rivate equity was not immune to the uncertainty

prevalent in the US macroeconomic climate during the first
half of 2010. On one hand, the
industry benefited from the general
stabilization of the equity markets
and loosening of the credit markets. On the other hand, there is a
lack of consensus on future growth
and the prospect of a double dip
recession. This dichotomy has
manifested itself across the private
equity value chain. Despite a strong
rebound in liquidity and continued
strength in investment activity,

fundraising volume has slowed. We

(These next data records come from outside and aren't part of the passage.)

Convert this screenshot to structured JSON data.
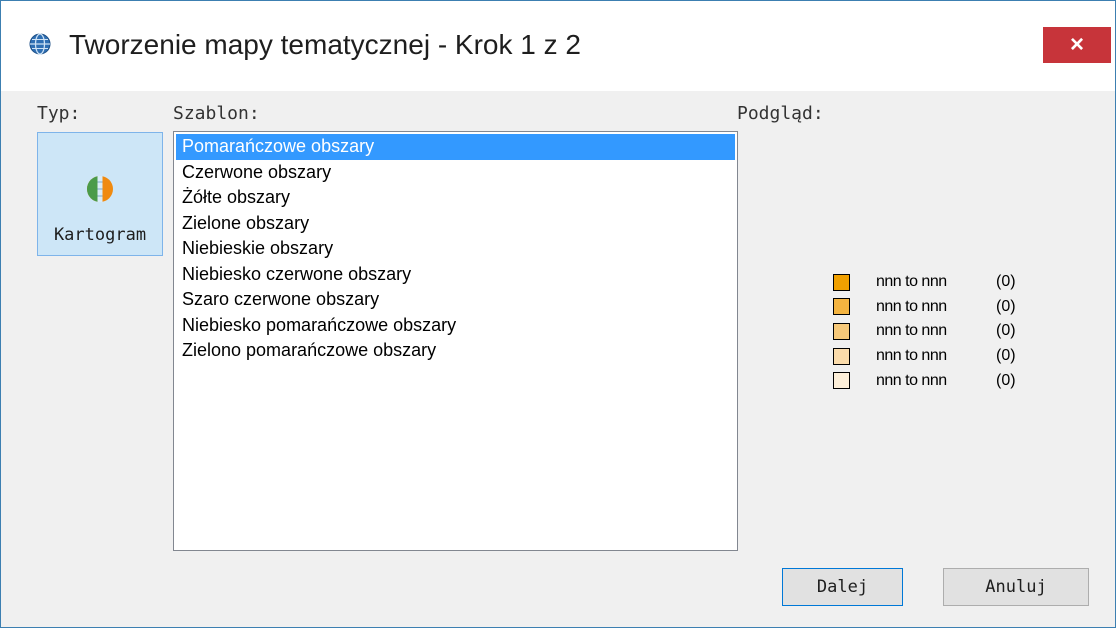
{
  "window": {
    "title": "Tworzenie mapy tematycznej - Krok 1 z 2",
    "close_label": "×"
  },
  "labels": {
    "type": "Typ:",
    "template": "Szablon:",
    "preview": "Podgląd:"
  },
  "type_button": {
    "label": "Kartogram",
    "icon": "globe-region-icon"
  },
  "templates": {
    "selected_index": 0,
    "items": [
      "Pomarańczowe obszary",
      "Czerwone obszary",
      "Żółte obszary",
      "Zielone obszary",
      "Niebieskie obszary",
      "Niebiesko czerwone obszary",
      "Szaro czerwone obszary",
      "Niebiesko pomarańczowe obszary",
      "Zielono pomarańczowe obszary"
    ]
  },
  "legend": [
    {
      "range": "nnn to nnn",
      "count": "(0)",
      "color": "#f0a000"
    },
    {
      "range": "nnn to nnn",
      "count": "(0)",
      "color": "#f4b440"
    },
    {
      "range": "nnn to nnn",
      "count": "(0)",
      "color": "#f7c979"
    },
    {
      "range": "nnn to nnn",
      "count": "(0)",
      "color": "#fbdcab"
    },
    {
      "range": "nnn to nnn",
      "count": "(0)",
      "color": "#fdefd9"
    }
  ],
  "buttons": {
    "next": "Dalej",
    "cancel": "Anuluj"
  },
  "colors": {
    "selection": "#3399ff",
    "close_button": "#c7343a",
    "window_border": "#3c7fb1"
  }
}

are optimistic, however, that the
uncertainty may subside in the next
twelve months, bringing increased
confidence in the private equity
asset class.
Fundraising activity for private equity funds in the US continued its
decline in the first six months of
2010. A total of 198 funds managed to raise $45.1 billion during
the period, a 26% decline from the
$61.2 billion raised in the first half
of 2009. Venture capital funds, in
contrast, saw a positive first half of
2010 with $7.5 billion raised

across 72 funds. This was up 14%

from the $6.6 billion raised by 68
funds over the first six months of
Venture capital investing also registered an increase in the first half of
2010. Venture firms invested
$11.4 billion in 1,646 deals in first
half of 2010. This was up 9% in
dollars and 6% in deals from the
second half of 2009.
Exit activity across the private equity spectrum showed strong improvement in the first half of 2010,
driven primarily by the apparent
return of the IPO as a viable exit.

The period saw 26 venture-backed

IPOs, with 17 in the second quarter
alone. M&A exits of VC-backed companies continued to be a highly
resilient source of liquidity, increasing to 211 deals in the first half of
2010. This compared favorably to
the 142 deals in the second half of
2009, and represented the highest
number of M&A transactions ever
recorded by the NVCA.
Data: NVCA, the PwC/NVCA MoneyTree Report based on data
from Thomson Reuters and Private Equity Analyst .
Copyright 2010 by Fairview Capital Partners, Inc. All rights
reserved. Reproducing this publication without the written
consent of Fairview Capital Partners, Inc. is illegal.

Fairview Capital 75 Isham Road, Suite 200, West Hartford, CT 06107 860.674.8066 www.fairviewcapital.com